Glacier Travel and Crevasse rescue

We set off in the dark on the morning of the third day with a good freeze underfoot but foreboding skies overhead, and wasted no time in partially retracing out steps back towards Mt Sealy. In doing so, we navigated through a number of crevasse systems, and down climbed a long, steep and rather unpleasant snow slope at the top of the Sealy Glacier as the wind really began to hum and skies darken. It wasn’t all doom and gloom however, as Tim continued to educate us about potential hazards, constructively questioned our glacier travel techniques, and confided in us some of his secrets for efficiently transitioning between different modes of alpine travel. After the heavy downpours had ceased we spent our fourth day perfecting the mechanics of weighted crevasse rescue on a snow slope behind Muller Hut. When they and the snow showers returned however, we were forced to retreat into the Hut where a diverse group of climbers and day walkers were treated to a series of prussic races, up a full 50m length of rope gradually let out as the climber neared the rafters. While not so glamorous, the time spent both putting in the crevasse rescue systems and sweating through the prussic challenge reinforced a number of skills that are rarely used but are crucially important to have in the hills.

Multi Pitch Rock

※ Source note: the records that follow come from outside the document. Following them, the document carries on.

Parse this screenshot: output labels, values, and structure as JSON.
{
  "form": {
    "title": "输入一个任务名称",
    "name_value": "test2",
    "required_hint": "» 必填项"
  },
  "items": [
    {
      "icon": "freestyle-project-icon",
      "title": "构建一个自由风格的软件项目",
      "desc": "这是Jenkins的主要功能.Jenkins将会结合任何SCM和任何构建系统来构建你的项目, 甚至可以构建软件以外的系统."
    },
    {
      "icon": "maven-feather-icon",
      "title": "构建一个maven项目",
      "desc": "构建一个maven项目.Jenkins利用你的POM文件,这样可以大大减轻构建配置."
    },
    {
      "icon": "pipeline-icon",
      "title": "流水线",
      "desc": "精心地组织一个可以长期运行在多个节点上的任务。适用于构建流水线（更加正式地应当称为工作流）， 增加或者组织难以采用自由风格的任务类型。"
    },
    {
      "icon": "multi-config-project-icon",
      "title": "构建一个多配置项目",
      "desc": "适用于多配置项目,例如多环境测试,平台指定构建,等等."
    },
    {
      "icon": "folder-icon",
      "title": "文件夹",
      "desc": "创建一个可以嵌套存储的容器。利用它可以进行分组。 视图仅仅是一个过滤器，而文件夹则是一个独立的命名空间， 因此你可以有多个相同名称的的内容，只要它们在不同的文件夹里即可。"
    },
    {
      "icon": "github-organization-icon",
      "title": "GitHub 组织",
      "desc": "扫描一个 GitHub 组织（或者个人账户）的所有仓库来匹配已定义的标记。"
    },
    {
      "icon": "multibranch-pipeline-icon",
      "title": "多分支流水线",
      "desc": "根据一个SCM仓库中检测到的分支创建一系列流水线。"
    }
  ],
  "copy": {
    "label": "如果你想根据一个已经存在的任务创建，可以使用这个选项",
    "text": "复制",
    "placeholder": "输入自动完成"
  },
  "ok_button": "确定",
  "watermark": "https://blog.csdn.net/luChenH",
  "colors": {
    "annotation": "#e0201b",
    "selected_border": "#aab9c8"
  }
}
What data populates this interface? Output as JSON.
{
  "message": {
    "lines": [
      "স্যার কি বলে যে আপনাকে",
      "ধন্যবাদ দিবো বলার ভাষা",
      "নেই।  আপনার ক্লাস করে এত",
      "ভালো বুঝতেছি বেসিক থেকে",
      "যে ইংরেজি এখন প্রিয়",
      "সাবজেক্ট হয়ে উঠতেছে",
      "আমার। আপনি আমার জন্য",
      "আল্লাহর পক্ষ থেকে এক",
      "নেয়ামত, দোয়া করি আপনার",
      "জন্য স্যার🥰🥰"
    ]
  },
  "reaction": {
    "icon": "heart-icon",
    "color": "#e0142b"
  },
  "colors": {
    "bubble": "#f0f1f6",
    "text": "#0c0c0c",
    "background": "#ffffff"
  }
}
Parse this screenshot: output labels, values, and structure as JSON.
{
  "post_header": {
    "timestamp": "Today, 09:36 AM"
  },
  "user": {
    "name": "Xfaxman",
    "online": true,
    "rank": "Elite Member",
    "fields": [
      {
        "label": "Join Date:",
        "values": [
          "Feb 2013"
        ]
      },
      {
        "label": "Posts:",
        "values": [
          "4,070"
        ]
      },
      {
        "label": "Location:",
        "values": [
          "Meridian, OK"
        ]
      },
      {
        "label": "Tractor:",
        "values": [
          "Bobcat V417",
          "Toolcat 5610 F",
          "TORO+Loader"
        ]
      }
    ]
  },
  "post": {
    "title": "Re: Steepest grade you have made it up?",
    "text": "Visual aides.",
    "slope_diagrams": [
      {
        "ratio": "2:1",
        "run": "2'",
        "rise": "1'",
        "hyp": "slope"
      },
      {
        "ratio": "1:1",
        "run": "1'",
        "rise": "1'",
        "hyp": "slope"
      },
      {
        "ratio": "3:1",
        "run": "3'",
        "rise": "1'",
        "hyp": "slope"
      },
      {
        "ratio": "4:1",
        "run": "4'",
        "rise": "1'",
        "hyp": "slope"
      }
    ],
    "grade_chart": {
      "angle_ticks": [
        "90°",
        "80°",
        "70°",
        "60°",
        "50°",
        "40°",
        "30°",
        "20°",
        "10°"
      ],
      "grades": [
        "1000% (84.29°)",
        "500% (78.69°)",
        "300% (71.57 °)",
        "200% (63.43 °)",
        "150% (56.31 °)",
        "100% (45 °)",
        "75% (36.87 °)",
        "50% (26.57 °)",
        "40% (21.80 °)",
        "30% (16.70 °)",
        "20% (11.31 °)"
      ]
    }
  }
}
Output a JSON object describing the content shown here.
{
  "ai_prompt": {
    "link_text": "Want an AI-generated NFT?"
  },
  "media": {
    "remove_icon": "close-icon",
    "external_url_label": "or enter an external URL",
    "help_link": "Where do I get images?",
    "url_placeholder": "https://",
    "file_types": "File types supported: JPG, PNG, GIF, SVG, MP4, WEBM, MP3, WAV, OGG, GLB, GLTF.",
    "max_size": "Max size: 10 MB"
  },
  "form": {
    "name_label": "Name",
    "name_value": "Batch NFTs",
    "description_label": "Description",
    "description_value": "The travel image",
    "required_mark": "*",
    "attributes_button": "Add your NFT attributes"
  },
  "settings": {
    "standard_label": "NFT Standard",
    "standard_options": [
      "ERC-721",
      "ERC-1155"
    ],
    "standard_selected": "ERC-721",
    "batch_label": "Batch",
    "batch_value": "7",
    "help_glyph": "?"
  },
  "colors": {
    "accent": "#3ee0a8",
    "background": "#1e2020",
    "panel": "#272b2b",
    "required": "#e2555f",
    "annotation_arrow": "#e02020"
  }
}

David OwenFor our final day, we decided to descend to the valley floor and head for the well-known crags of Sebastopol, a few minutes’ walk from the Alpine Club’s Mt Cook base, Unwin Lodge. There, with our improved rope, lead climbing, belay, and gear management techniques we spend an enjoyable day multi-pitch climbing in fair weather. As with the trad climbing earlier in the week, Dave and I really benefited from a good day of it in the field with Tim on hand to answer any questions, suggested improvements, and close screw gates as required.

Overall, I thoroughly enjoyed the week and learned far more than I have conveyed here. It was a great experience, in a special part of our high country, and I really recommend people consider enrolling on a course next summer. I would like to thank the Alpine Club for putting on the course, George and Andy for the good times, and Tim Steward for sharing all his knowledge.

Posted: 08/04/16

Posted By: Narina Sutherland